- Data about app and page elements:
● ● ● ●

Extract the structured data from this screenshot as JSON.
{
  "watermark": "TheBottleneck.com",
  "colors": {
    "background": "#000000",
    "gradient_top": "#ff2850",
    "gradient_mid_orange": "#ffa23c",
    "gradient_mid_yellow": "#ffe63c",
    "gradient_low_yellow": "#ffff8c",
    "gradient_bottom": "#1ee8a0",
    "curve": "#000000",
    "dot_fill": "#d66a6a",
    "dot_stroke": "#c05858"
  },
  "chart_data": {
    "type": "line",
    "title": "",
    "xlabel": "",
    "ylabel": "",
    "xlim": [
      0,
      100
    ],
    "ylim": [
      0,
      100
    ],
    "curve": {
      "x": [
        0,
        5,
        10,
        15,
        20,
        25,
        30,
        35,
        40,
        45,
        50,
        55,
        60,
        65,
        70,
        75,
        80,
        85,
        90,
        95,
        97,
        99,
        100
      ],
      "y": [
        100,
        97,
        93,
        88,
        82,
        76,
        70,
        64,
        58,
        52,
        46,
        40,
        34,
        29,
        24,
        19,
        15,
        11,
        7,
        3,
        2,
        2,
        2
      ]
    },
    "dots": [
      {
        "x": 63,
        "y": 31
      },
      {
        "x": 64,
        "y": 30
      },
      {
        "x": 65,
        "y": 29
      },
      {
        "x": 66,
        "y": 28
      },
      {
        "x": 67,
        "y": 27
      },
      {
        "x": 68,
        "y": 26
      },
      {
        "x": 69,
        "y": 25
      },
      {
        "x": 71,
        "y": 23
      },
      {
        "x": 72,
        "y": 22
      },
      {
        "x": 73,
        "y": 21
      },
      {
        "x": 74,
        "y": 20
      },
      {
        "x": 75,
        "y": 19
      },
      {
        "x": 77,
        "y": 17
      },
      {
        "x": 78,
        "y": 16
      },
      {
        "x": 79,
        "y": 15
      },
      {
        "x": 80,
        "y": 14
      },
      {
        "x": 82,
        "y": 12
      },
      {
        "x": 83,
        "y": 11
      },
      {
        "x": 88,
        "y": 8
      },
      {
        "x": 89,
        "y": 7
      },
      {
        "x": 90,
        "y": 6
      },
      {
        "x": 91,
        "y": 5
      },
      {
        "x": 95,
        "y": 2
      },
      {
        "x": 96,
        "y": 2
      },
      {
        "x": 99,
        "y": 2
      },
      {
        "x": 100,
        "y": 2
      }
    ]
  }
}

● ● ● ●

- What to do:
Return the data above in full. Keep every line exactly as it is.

- Task output:
Extract the structured data from this screenshot as JSON.
{
  "watermark": "TheBottleneck.com",
  "colors": {
    "background": "#000000",
    "gradient_top": "#ff2850",
    "gradient_mid_orange": "#ffa23c",
    "gradient_mid_yellow": "#ffe63c",
    "gradient_low_yellow": "#ffff8c",
    "gradient_bottom": "#1ee8a0",
    "curve": "#000000",
    "dot_fill": "#d66a6a",
    "dot_stroke": "#c05858"
  },
  "chart_data": {
    "type": "line",
    "title": "",
    "xlabel": "",
    "ylabel": "",
    "xlim": [
      0,
      100
    ],
    "ylim": [
      0,
      100
    ],
    "curve": {
      "x": [
        0,
        5,
        10,
        15,
        20,
        25,
        30,
        35,
        40,
        45,
        50,
        55,
        60,
        65,
        70,
        75,
        80,
        85,
        90,
        95,
        97,
        99,
        100
      ],
      "y": [
        100,
        97,
        93,
        88,
        82,
        76,
        70,
        64,
        58,
        52,
        46,
        40,
        34,
        29,
        24,
        19,
        15,
        11,
        7,
        3,
        2,
        2,
        2
      ]
    },
    "dots": [
      {
        "x": 63,
        "y": 31
      },
      {
        "x": 64,
        "y": 30
      },
      {
        "x": 65,
        "y": 29
      },
      {
        "x": 66,
        "y": 28
      },
      {
        "x": 67,
        "y": 27
      },
      {
        "x": 68,
        "y": 26
      },
      {
        "x": 69,
        "y": 25
      },
      {
        "x": 71,
        "y": 23
      },
      {
        "x": 72,
        "y": 22
      },
      {
        "x": 73,
        "y": 21
      },
      {
        "x": 74,
        "y": 20
      },
      {
        "x": 75,
        "y": 19
      },
      {
        "x": 77,
        "y": 17
      },
      {
        "x": 78,
        "y": 16
      },
      {
        "x": 79,
        "y": 15
      },
      {
        "x": 80,
        "y": 14
      },
      {
        "x": 82,
        "y": 12
      },
      {
        "x": 83,
        "y": 11
      },
      {
        "x": 88,
        "y": 8
      },
      {
        "x": 89,
        "y": 7
      },
      {
        "x": 90,
        "y": 6
      },
      {
        "x": 91,
        "y": 5
      },
      {
        "x": 95,
        "y": 2
      },
      {
        "x": 96,
        "y": 2
      },
      {
        "x": 99,
        "y": 2
      },
      {
        "x": 100,
        "y": 2
      }
    ]
  }
}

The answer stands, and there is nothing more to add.